→ DIRECTIONS: Present the following data again exactly as it is shown.

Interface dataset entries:

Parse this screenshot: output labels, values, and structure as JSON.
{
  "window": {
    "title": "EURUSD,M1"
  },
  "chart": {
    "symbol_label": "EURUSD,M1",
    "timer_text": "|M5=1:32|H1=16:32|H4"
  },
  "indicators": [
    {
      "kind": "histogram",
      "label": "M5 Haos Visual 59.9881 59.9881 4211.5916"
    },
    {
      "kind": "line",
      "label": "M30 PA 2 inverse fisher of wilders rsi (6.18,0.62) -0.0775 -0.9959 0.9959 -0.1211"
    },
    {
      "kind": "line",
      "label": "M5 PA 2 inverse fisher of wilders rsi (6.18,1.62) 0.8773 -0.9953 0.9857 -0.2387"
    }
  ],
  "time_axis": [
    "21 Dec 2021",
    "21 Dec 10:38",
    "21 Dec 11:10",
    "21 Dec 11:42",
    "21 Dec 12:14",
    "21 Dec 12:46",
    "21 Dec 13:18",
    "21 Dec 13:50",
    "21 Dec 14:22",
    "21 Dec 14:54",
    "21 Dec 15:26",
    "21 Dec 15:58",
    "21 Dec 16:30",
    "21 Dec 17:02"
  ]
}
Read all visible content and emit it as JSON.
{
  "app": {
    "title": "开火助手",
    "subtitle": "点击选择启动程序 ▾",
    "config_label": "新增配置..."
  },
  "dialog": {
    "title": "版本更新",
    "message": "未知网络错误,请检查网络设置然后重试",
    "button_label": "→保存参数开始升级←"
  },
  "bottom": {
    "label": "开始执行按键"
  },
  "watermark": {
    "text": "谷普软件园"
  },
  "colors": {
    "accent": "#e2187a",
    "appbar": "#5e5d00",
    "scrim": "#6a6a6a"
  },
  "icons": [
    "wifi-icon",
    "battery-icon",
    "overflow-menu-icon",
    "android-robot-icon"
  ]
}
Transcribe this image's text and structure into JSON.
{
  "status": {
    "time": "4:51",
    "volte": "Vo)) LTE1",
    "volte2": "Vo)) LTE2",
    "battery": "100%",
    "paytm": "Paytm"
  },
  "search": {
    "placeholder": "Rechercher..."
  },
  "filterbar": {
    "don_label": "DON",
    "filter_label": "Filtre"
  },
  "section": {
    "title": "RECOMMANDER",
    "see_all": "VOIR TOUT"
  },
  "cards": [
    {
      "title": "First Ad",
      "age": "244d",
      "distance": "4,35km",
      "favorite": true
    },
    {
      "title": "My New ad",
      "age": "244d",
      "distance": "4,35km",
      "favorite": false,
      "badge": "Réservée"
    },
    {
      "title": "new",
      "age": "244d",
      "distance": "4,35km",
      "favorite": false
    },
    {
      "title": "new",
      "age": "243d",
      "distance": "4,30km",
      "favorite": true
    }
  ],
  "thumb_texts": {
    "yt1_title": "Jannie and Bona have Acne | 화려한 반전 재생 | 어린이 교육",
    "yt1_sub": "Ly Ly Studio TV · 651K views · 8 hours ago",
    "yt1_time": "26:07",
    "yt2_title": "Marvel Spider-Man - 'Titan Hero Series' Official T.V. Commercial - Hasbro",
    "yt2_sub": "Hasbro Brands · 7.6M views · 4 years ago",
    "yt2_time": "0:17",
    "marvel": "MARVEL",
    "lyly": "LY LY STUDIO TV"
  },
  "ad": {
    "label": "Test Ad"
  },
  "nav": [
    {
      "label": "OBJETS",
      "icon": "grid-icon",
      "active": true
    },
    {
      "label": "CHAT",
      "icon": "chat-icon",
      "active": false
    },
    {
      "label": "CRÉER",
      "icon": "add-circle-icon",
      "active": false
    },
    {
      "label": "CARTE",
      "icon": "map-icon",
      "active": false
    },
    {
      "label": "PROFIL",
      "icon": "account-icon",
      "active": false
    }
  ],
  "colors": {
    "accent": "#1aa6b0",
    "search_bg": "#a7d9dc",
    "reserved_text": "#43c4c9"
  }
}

→ RESPONSE FOR THIS EXERCISE:
Parse this screenshot: output labels, values, and structure as JSON.
{
  "window": {
    "title": "EURUSD,M1"
  },
  "chart": {
    "symbol_label": "EURUSD,M1",
    "timer_text": "|M5=1:32|H1=16:32|H4"
  },
  "indicators": [
    {
      "kind": "histogram",
      "label": "M5 Haos Visual 59.9881 59.9881 4211.5916"
    },
    {
      "kind": "line",
      "label": "M30 PA 2 inverse fisher of wilders rsi (6.18,0.62) -0.0775 -0.9959 0.9959 -0.1211"
    },
    {
      "kind": "line",
      "label": "M5 PA 2 inverse fisher of wilders rsi (6.18,1.62) 0.8773 -0.9953 0.9857 -0.2387"
    }
  ],
  "time_axis": [
    "21 Dec 2021",
    "21 Dec 10:38",
    "21 Dec 11:10",
    "21 Dec 11:42",
    "21 Dec 12:14",
    "21 Dec 12:46",
    "21 Dec 13:18",
    "21 Dec 13:50",
    "21 Dec 14:22",
    "21 Dec 14:54",
    "21 Dec 15:26",
    "21 Dec 15:58",
    "21 Dec 16:30",
    "21 Dec 17:02"
  ]
}
Read all visible content and emit it as JSON.
{
  "app": {
    "title": "开火助手",
    "subtitle": "点击选择启动程序 ▾",
    "config_label": "新增配置..."
  },
  "dialog": {
    "title": "版本更新",
    "message": "未知网络错误,请检查网络设置然后重试",
    "button_label": "→保存参数开始升级←"
  },
  "bottom": {
    "label": "开始执行按键"
  },
  "watermark": {
    "text": "谷普软件园"
  },
  "colors": {
    "accent": "#e2187a",
    "appbar": "#5e5d00",
    "scrim": "#6a6a6a"
  },
  "icons": [
    "wifi-icon",
    "battery-icon",
    "overflow-menu-icon",
    "android-robot-icon"
  ]
}
Transcribe this image's text and structure into JSON.
{
  "status": {
    "time": "4:51",
    "volte": "Vo)) LTE1",
    "volte2": "Vo)) LTE2",
    "battery": "100%",
    "paytm": "Paytm"
  },
  "search": {
    "placeholder": "Rechercher..."
  },
  "filterbar": {
    "don_label": "DON",
    "filter_label": "Filtre"
  },
  "section": {
    "title": "RECOMMANDER",
    "see_all": "VOIR TOUT"
  },
  "cards": [
    {
      "title": "First Ad",
      "age": "244d",
      "distance": "4,35km",
      "favorite": true
    },
    {
      "title": "My New ad",
      "age": "244d",
      "distance": "4,35km",
      "favorite": false,
      "badge": "Réservée"
    },
    {
      "title": "new",
      "age": "244d",
      "distance": "4,35km",
      "favorite": false
    },
    {
      "title": "new",
      "age": "243d",
      "distance": "4,30km",
      "favorite": true
    }
  ],
  "thumb_texts": {
    "yt1_title": "Jannie and Bona have Acne | 화려한 반전 재생 | 어린이 교육",
    "yt1_sub": "Ly Ly Studio TV · 651K views · 8 hours ago",
    "yt1_time": "26:07",
    "yt2_title": "Marvel Spider-Man - 'Titan Hero Series' Official T.V. Commercial - Hasbro",
    "yt2_sub": "Hasbro Brands · 7.6M views · 4 years ago",
    "yt2_time": "0:17",
    "marvel": "MARVEL",
    "lyly": "LY LY STUDIO TV"
  },
  "ad": {
    "label": "Test Ad"
  },
  "nav": [
    {
      "label": "OBJETS",
      "icon": "grid-icon",
      "active": true
    },
    {
      "label": "CHAT",
      "icon": "chat-icon",
      "active": false
    },
    {
      "label": "CRÉER",
      "icon": "add-circle-icon",
      "active": false
    },
    {
      "label": "CARTE",
      "icon": "map-icon",
      "active": false
    },
    {
      "label": "PROFIL",
      "icon": "account-icon",
      "active": false
    }
  ],
  "colors": {
    "accent": "#1aa6b0",
    "search_bg": "#a7d9dc",
    "reserved_text": "#43c4c9"
  }
}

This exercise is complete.